If you use the logic above to construct the n=1 case, it yields a 10-cell configuration which has more cells than the 8-cell one in my previous post. This means potentially one might be able to simplify the construction above.

> Perhaps this is the kind of structure that eJ was referring to in his post.

Yes, here's the "dumbbell" I described back then: http://i.imgur.com/QC1bGHC.png

@Wiley

I think there may be a problem with the generalization that you described in your last post.

The blue-shaded triangle that you have shown in detail for the n=5 and n=7 cases shares an edge with a dark triangle, and therefore at least one of its two sides needs to an entire edge of a light triangle.
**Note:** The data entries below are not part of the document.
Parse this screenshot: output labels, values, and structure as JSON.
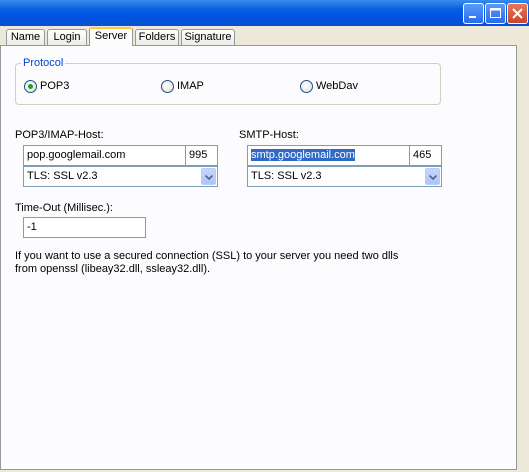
{
  "window": {
    "controls": {
      "minimize_icon": "minimize-icon",
      "maximize_icon": "maximize-icon",
      "close_icon": "close-icon"
    },
    "colors": {
      "title_bar": "#0054e3",
      "legend": "#0046d5",
      "selection": "#316ac5",
      "tab_highlight": "#ffc83c"
    }
  },
  "tabs": [
    {
      "label": "Name"
    },
    {
      "label": "Login"
    },
    {
      "label": "Server",
      "active": true
    },
    {
      "label": "Folders"
    },
    {
      "label": "Signature"
    }
  ],
  "protocol": {
    "legend": "Protocol",
    "options": [
      {
        "label": "POP3",
        "selected": true
      },
      {
        "label": "IMAP",
        "selected": false
      },
      {
        "label": "WebDav",
        "selected": false
      }
    ]
  },
  "incoming": {
    "label": "POP3/IMAP-Host:",
    "host": "pop.googlemail.com",
    "port": "995",
    "security": "TLS: SSL v2.3"
  },
  "outgoing": {
    "label": "SMTP-Host:",
    "host": "smtp.googlemail.com",
    "port": "465",
    "security": "TLS: SSL v2.3"
  },
  "timeout": {
    "label": "Time-Out (Millisec.):",
    "value": "-1"
  },
  "info": {
    "line1": "If you want to use a secured connection (SSL) to your server you need two dlls",
    "line2": "from openssl (libeay32.dll, ssleay32.dll)."
  }
}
Here is a simpler way to achieve color-balanced triangulations for the two cases, if I have done the triangulation correctly.

Image link

The formula for the number of triangles for forced winners for rounds >1 seems to be (

n^2+10n+9)/2 which correctly gives 24 for 3 rounds and 42 for 5 rounds. This formula over-estimates the n=1 case as 10, but that may be because the triangulation is easier in this case — the blue triangle is essentially unnecessary.For n=13, we would need 154 triangles.

Pradeep,

Yeah, messed up with the additional constraint. Thanks for the correction.

No matter whether it is surprising that such a solution exists, I am glad there is a logical way to construct these configurations rather than brute-force search.

@Gregorio Ortelli,

This is a special gift for you, the person who first dared to imagine it: A triangulation of a triangular dance floor with 154 cells (77 light and 77 dark) that has a forced winner after 13 rounds (based on the method developed by Wiley, with my modification).

Image link

The base part of the triangle (up to and including the dark cell pointed out at right) has 8 rows of dark (36 cells) and 7 rows of light cells (28). At the vertex of the triangle is a color-reversed isomorphic mirror image of this with 36 light and 28 dark triangles. In between is a color-balanced region of 13 pairs of alternating light and dark cells (26) giving a total of 64+64+26=154 cells, as predicted by the formula (n^2+10n+9)/2 where n is the upper limit of all odd rounds with forced winners.